Website and app data records
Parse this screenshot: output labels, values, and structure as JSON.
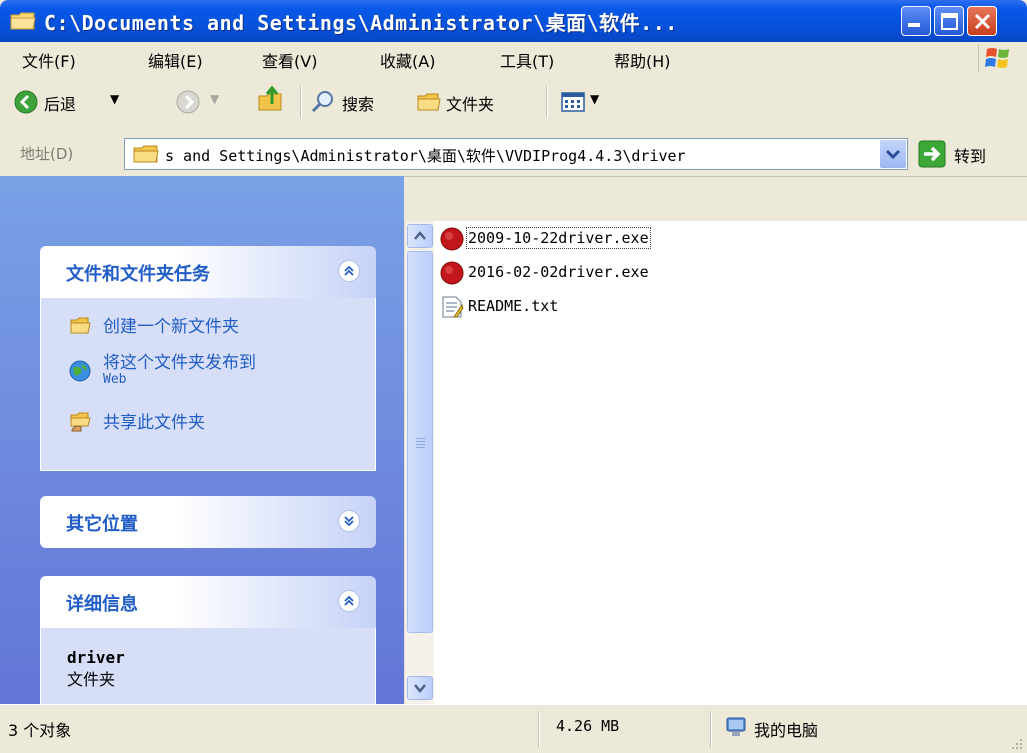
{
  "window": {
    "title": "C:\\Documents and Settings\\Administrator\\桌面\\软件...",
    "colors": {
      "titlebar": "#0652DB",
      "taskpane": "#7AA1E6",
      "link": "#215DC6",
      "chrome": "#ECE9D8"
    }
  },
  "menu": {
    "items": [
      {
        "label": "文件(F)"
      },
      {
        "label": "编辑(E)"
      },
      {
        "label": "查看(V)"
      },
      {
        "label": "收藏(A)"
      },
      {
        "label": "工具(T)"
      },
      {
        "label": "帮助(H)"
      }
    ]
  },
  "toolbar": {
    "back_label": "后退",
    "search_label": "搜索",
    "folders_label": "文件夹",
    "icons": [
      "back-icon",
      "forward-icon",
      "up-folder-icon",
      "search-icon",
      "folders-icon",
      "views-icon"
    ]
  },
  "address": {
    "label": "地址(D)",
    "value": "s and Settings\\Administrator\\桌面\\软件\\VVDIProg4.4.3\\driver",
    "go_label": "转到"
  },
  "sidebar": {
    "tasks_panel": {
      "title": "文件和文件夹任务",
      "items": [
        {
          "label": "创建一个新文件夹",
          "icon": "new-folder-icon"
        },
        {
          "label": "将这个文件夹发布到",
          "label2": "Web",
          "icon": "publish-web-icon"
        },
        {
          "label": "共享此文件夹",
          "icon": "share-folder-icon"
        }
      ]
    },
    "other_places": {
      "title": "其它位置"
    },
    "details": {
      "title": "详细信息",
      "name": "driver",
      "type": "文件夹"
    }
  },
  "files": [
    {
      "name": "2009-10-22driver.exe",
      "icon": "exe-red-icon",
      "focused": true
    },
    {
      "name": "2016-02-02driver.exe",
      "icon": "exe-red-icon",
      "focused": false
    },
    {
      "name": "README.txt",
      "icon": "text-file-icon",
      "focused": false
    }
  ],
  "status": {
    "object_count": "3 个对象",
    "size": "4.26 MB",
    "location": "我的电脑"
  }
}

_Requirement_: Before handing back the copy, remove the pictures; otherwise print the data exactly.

_Response below_:
Parse this screenshot: output labels, values, and structure as JSON.
{
  "window": {
    "title": "C:\\Documents and Settings\\Administrator\\桌面\\软件...",
    "colors": {
      "titlebar": "#0652DB",
      "taskpane": "#7AA1E6",
      "link": "#215DC6",
      "chrome": "#ECE9D8"
    }
  },
  "menu": {
    "items": [
      {
        "label": "文件(F)"
      },
      {
        "label": "编辑(E)"
      },
      {
        "label": "查看(V)"
      },
      {
        "label": "收藏(A)"
      },
      {
        "label": "工具(T)"
      },
      {
        "label": "帮助(H)"
      }
    ]
  },
  "toolbar": {
    "back_label": "后退",
    "search_label": "搜索",
    "folders_label": "文件夹",
    "icons": [
      "back-icon",
      "forward-icon",
      "up-folder-icon",
      "search-icon",
      "folders-icon",
      "views-icon"
    ]
  },
  "address": {
    "label": "地址(D)",
    "value": "s and Settings\\Administrator\\桌面\\软件\\VVDIProg4.4.3\\driver",
    "go_label": "转到"
  },
  "sidebar": {
    "tasks_panel": {
      "title": "文件和文件夹任务",
      "items": [
        {
          "label": "创建一个新文件夹",
          "icon": "new-folder-icon"
        },
        {
          "label": "将这个文件夹发布到",
          "label2": "Web",
          "icon": "publish-web-icon"
        },
        {
          "label": "共享此文件夹",
          "icon": "share-folder-icon"
        }
      ]
    },
    "other_places": {
      "title": "其它位置"
    },
    "details": {
      "title": "详细信息",
      "name": "driver",
      "type": "文件夹"
    }
  },
  "files": [
    {
      "name": "2009-10-22driver.exe",
      "icon": "exe-red-icon",
      "focused": true
    },
    {
      "name": "2016-02-02driver.exe",
      "icon": "exe-red-icon",
      "focused": false
    },
    {
      "name": "README.txt",
      "icon": "text-file-icon",
      "focused": false
    }
  ],
  "status": {
    "object_count": "3 个对象",
    "size": "4.26 MB",
    "location": "我的电脑"
  }
}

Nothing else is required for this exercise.